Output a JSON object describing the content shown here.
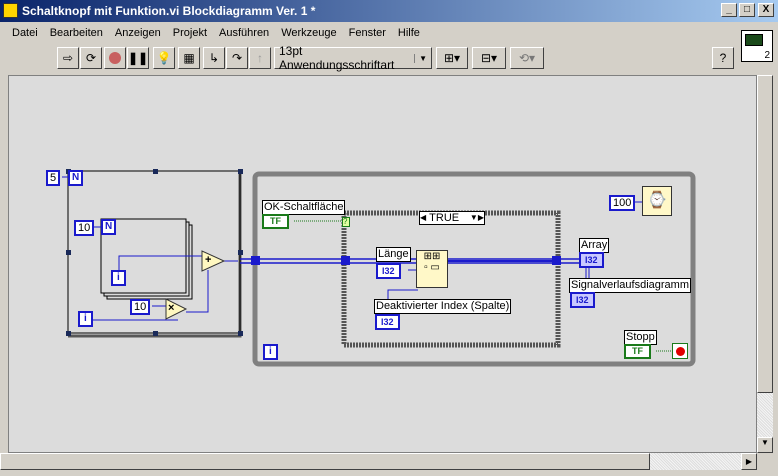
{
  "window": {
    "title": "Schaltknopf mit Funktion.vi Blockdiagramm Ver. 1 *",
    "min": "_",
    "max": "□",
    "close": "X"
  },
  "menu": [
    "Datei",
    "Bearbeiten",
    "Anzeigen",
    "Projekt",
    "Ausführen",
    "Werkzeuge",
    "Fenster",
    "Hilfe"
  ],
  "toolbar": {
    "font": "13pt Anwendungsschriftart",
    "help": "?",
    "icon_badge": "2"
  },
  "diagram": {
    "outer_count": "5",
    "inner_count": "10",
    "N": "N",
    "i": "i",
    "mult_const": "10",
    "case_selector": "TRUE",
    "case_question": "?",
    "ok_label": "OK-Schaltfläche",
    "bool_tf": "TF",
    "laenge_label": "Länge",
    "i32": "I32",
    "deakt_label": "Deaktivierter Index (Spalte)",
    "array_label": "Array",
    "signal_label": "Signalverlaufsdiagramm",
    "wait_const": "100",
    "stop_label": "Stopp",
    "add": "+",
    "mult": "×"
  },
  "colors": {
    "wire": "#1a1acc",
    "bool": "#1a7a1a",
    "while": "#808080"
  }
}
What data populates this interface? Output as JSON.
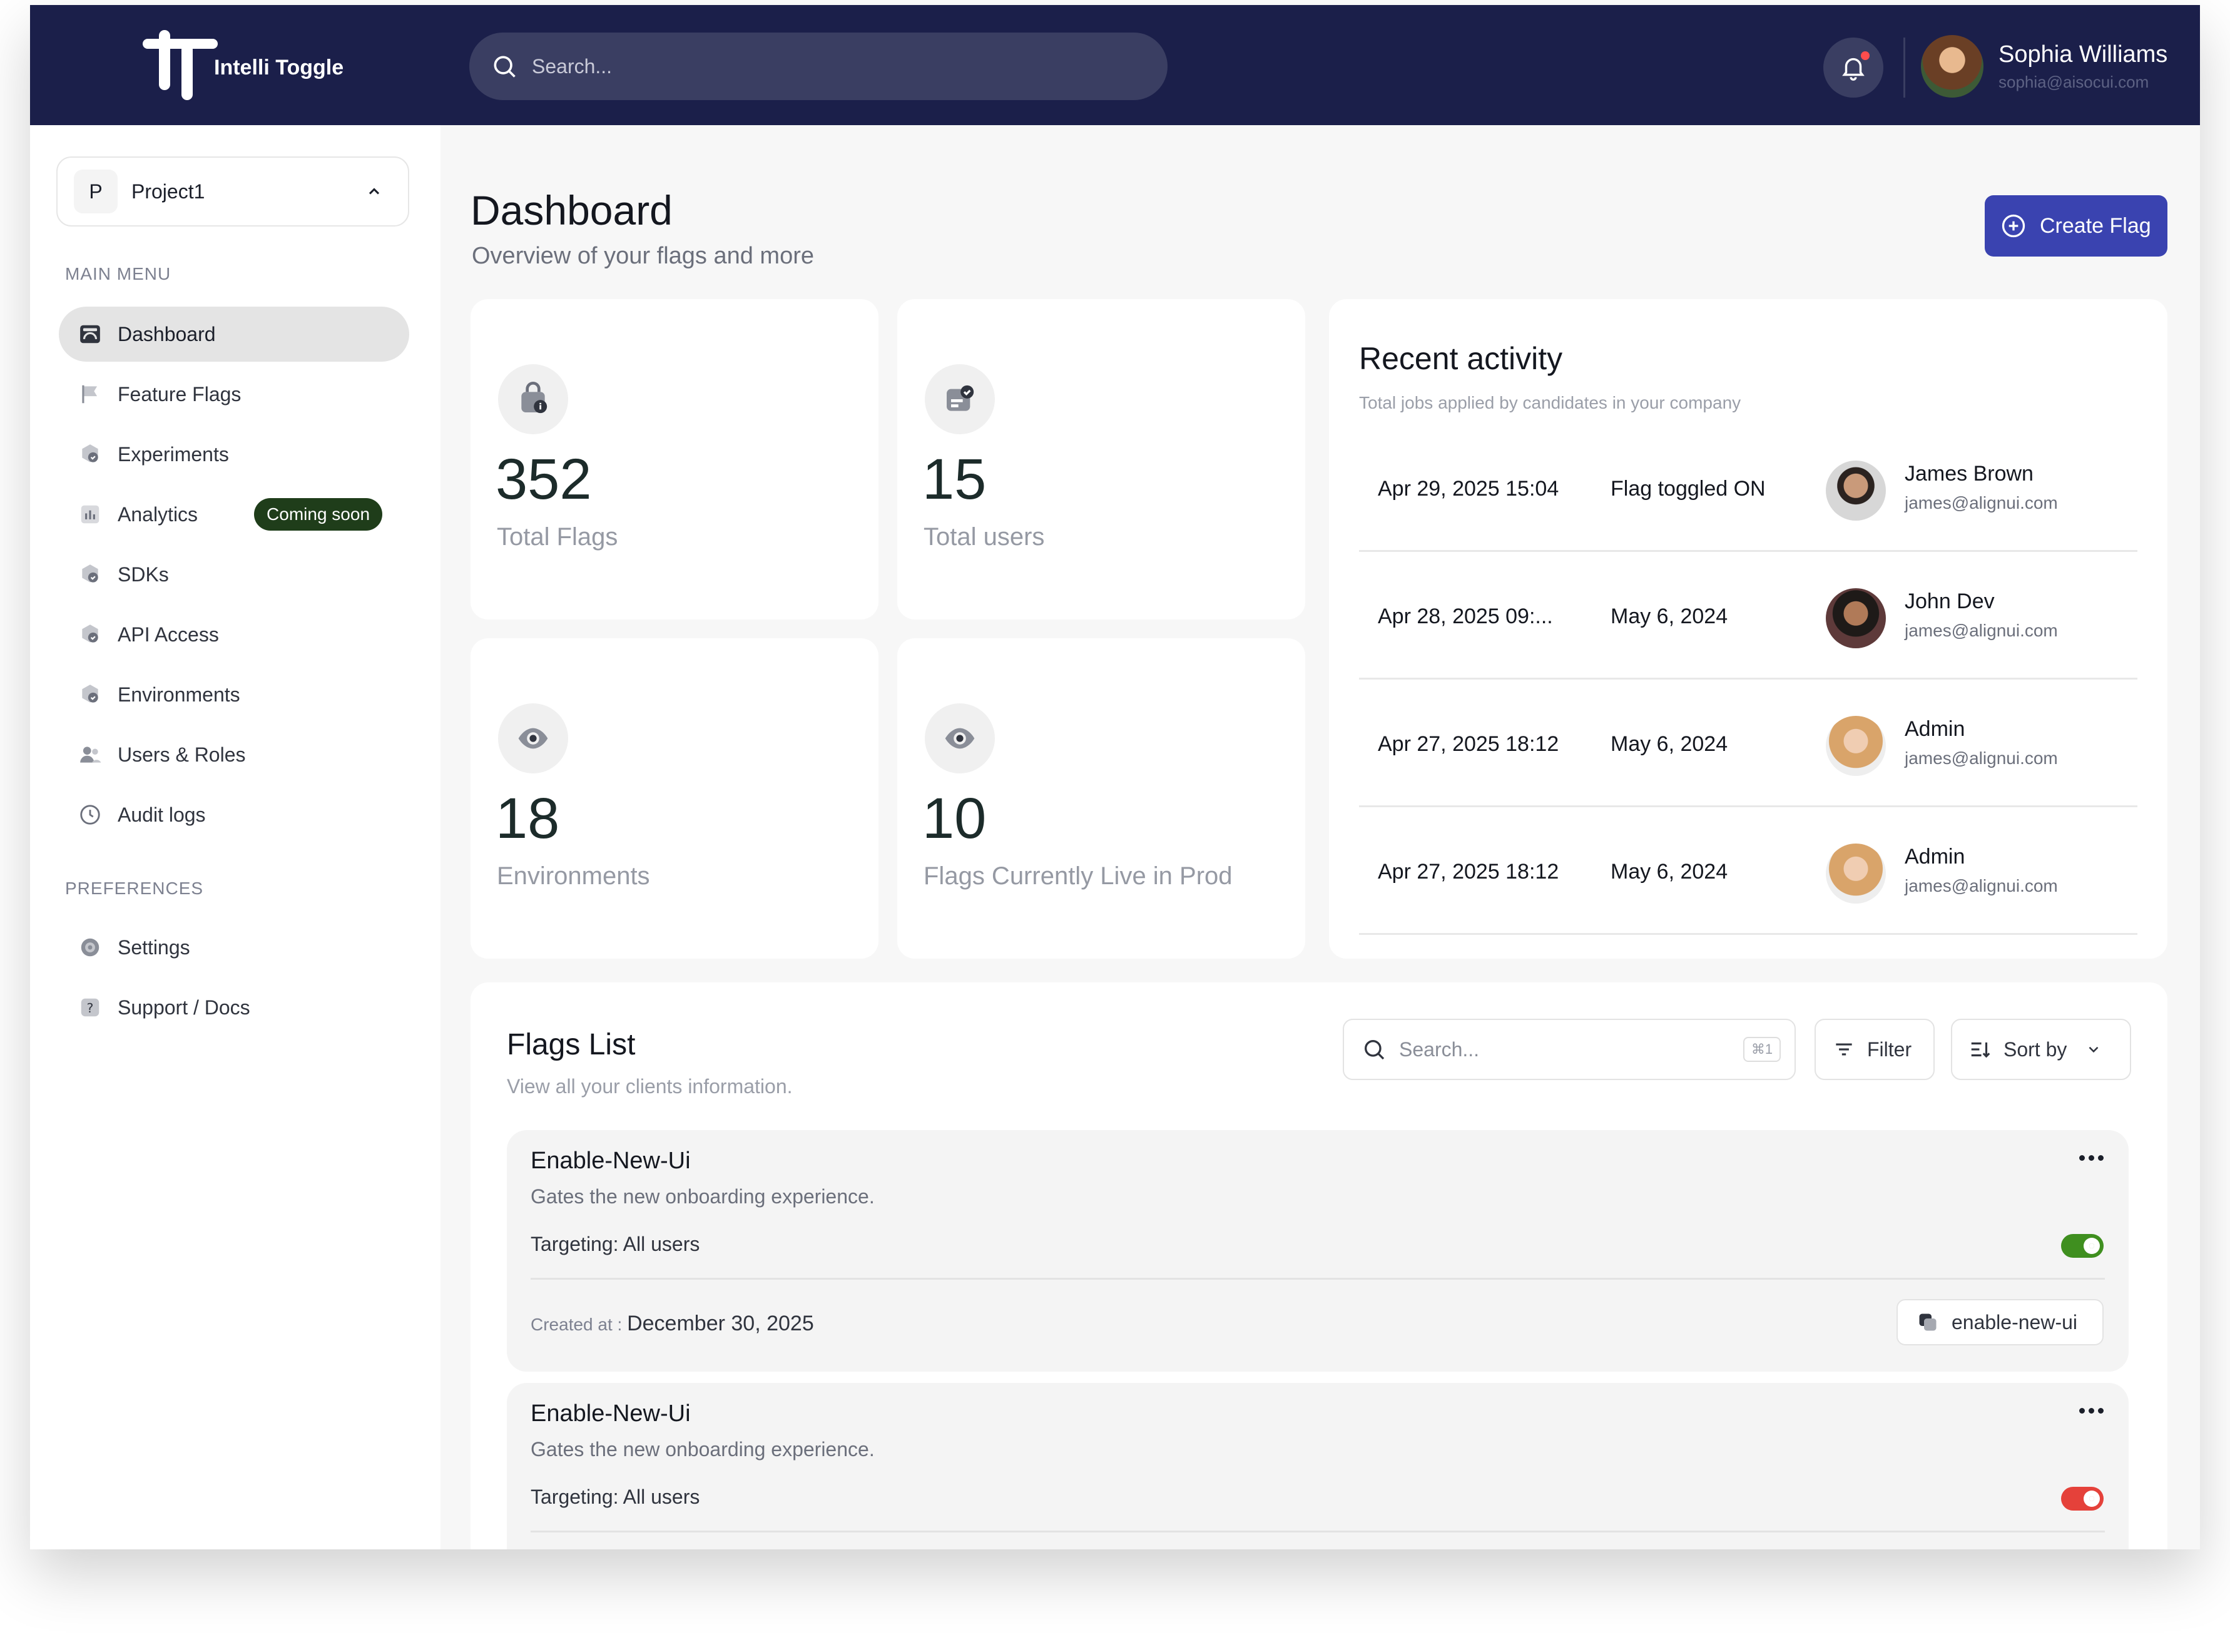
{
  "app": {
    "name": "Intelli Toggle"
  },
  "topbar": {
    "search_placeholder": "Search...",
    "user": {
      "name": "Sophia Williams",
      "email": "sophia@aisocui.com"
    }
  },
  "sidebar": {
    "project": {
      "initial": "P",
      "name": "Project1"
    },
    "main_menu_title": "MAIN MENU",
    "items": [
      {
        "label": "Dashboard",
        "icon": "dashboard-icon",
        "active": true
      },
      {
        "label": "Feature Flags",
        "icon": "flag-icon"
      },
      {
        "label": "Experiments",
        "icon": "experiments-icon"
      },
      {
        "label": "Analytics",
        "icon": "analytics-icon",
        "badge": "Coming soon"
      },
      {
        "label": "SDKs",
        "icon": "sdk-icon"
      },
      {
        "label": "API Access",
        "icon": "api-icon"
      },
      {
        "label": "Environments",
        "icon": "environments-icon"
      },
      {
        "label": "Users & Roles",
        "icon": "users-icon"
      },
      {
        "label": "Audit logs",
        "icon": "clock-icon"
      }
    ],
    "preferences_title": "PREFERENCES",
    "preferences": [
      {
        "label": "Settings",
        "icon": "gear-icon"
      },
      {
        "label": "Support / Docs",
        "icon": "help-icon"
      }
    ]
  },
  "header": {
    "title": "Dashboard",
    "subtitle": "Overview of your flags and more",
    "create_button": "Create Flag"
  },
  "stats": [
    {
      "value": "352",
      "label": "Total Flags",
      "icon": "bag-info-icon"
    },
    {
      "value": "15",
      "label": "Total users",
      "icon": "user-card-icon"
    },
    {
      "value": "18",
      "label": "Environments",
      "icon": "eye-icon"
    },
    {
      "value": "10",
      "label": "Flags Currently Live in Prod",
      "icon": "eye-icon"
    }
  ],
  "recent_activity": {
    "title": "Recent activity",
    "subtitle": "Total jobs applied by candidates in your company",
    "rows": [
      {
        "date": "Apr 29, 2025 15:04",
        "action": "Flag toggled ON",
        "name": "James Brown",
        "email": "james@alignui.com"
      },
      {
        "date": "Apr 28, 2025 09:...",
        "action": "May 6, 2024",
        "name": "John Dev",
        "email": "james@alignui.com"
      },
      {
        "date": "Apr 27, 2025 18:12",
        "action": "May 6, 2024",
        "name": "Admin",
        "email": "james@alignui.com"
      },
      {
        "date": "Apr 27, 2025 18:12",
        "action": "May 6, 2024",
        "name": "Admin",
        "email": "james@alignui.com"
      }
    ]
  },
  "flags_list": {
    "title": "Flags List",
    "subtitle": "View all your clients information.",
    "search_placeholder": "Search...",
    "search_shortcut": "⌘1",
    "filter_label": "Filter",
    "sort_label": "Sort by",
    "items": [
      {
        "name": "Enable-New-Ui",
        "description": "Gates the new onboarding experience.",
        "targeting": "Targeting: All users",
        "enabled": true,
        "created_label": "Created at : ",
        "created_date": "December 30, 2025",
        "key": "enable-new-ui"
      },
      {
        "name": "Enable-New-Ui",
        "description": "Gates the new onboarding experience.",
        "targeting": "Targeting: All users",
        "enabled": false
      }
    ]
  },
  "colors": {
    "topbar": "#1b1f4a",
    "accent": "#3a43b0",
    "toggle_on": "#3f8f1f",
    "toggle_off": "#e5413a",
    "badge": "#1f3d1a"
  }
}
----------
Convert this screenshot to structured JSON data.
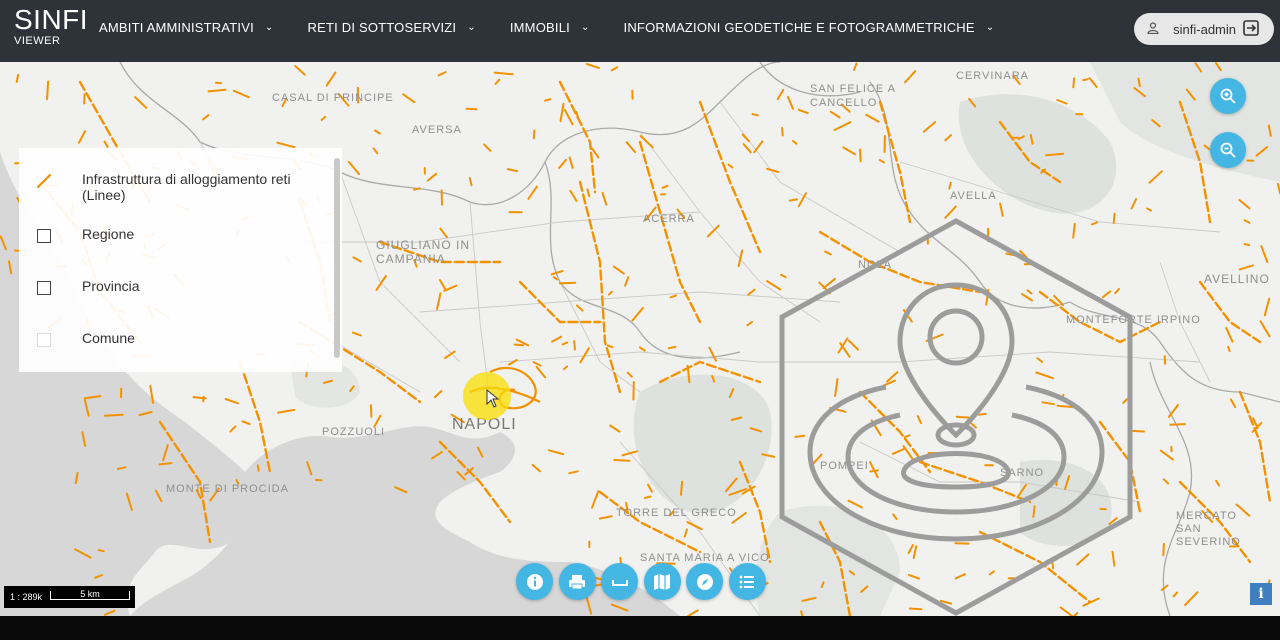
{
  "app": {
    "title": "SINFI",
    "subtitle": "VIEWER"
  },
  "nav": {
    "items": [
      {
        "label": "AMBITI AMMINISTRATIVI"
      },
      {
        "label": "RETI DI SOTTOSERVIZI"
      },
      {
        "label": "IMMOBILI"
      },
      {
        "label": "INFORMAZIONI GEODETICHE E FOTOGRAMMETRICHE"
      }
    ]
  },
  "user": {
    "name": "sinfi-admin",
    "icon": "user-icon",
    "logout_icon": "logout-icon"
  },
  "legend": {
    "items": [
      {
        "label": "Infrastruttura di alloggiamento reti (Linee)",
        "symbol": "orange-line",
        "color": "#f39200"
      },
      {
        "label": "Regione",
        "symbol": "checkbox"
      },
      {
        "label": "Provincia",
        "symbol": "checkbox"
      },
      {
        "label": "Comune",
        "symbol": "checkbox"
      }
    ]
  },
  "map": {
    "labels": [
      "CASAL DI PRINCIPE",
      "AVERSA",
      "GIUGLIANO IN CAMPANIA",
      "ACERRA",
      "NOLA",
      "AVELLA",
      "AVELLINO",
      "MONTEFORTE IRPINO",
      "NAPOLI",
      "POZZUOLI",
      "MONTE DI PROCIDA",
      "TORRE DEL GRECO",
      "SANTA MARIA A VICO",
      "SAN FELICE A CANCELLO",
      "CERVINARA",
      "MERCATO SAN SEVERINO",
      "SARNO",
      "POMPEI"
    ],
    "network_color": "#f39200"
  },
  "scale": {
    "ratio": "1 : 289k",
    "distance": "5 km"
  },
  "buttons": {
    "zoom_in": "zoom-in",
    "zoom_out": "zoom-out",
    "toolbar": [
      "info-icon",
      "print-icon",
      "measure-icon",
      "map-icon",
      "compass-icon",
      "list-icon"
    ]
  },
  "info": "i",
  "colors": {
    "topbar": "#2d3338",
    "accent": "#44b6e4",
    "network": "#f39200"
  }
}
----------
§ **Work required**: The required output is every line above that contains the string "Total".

§ **Task solution**:
      "label": "Total Flags",
      "label": "Total users",
    "subtitle": "Total jobs applied by candidates in your company",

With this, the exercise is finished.